Extensive graft-derived dopaminergic innervation is maintained 24 years after transplantation in the degenerating parkinsonian brain
- Wen Li, E. Englund, Jia-Yi Li
- Biology, MedicineProceedings of the National Academy of Sciences
- 2 May 2016
The postmortem analysis of a patient with Parkinson’s disease who underwent unilateral cell transplantation in the putamen with human embryonic mesencephalic tissue at 24 y before death provides the first reported evidence that even a viable dopaminergic graft giving rise to extensive striatal reinnervation may lose its efficacy if widespread degenerative changes develop in the host brain.
Neuronal Properties, In Vivo Effects, and Pathology of a Huntington's Disease Patient‐Derived Induced Pluripotent Stem Cells
Results indicate that, although HD‐iPSC carrying 72 CAG repeats can form GABAergic neurons and give rise to functional effects in vivo, without showing an overt HD phenotype, it is highly susceptible to proteasome inhibition and develops HD pathology at later stages of transplantation.
Cholinergic neuronal defect without cell loss in Huntington's disease.

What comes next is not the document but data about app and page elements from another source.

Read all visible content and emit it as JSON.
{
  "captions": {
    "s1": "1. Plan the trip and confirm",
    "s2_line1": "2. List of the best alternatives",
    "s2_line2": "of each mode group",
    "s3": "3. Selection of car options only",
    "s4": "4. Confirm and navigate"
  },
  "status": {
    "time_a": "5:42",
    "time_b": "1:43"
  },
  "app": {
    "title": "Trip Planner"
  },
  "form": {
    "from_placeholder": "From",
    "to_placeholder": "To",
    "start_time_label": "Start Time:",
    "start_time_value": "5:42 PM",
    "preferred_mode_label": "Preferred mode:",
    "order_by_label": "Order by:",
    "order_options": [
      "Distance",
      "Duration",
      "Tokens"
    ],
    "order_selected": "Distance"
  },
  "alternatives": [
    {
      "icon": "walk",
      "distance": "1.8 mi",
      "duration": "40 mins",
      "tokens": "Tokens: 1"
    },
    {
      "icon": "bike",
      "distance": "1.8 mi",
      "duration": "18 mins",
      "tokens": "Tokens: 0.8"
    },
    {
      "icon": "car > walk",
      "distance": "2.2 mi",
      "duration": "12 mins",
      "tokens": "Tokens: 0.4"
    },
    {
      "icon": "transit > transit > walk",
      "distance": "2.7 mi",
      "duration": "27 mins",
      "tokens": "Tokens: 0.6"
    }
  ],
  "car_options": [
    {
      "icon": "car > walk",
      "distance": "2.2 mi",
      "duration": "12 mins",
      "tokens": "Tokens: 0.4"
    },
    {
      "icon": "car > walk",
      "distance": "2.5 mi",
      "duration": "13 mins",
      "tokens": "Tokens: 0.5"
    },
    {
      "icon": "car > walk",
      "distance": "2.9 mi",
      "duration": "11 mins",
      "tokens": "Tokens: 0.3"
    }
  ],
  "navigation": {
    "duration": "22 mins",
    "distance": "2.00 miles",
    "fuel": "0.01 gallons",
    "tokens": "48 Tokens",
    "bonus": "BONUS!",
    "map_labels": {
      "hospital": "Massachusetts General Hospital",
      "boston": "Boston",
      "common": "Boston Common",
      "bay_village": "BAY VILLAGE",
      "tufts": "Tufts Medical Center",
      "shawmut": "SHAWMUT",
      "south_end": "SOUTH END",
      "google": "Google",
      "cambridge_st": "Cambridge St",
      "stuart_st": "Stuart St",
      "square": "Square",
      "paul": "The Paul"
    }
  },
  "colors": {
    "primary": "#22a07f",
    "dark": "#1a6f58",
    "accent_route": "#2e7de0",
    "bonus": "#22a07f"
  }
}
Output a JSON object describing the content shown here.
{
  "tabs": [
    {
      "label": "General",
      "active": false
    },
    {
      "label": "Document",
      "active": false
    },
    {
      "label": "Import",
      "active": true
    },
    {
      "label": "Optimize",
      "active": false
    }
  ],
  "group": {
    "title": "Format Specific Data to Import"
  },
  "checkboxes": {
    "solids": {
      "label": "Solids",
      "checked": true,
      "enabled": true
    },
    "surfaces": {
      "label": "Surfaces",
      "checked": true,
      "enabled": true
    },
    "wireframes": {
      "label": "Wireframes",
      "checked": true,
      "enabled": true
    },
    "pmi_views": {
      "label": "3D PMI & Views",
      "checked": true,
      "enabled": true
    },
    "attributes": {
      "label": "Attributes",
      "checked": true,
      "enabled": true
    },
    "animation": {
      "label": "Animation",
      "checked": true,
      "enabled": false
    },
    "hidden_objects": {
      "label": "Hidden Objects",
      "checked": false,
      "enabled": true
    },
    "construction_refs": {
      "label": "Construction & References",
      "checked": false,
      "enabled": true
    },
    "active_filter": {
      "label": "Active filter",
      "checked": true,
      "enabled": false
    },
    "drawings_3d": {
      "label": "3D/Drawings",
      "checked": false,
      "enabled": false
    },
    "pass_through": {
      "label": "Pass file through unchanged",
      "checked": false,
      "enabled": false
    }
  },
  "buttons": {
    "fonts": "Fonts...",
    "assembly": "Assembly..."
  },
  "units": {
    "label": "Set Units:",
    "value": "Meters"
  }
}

The data show that the cholinergic system is dysfunctional in R6/1 and HD patients, and provide a rationale for testing of pro-cholinergic drugs in this disease.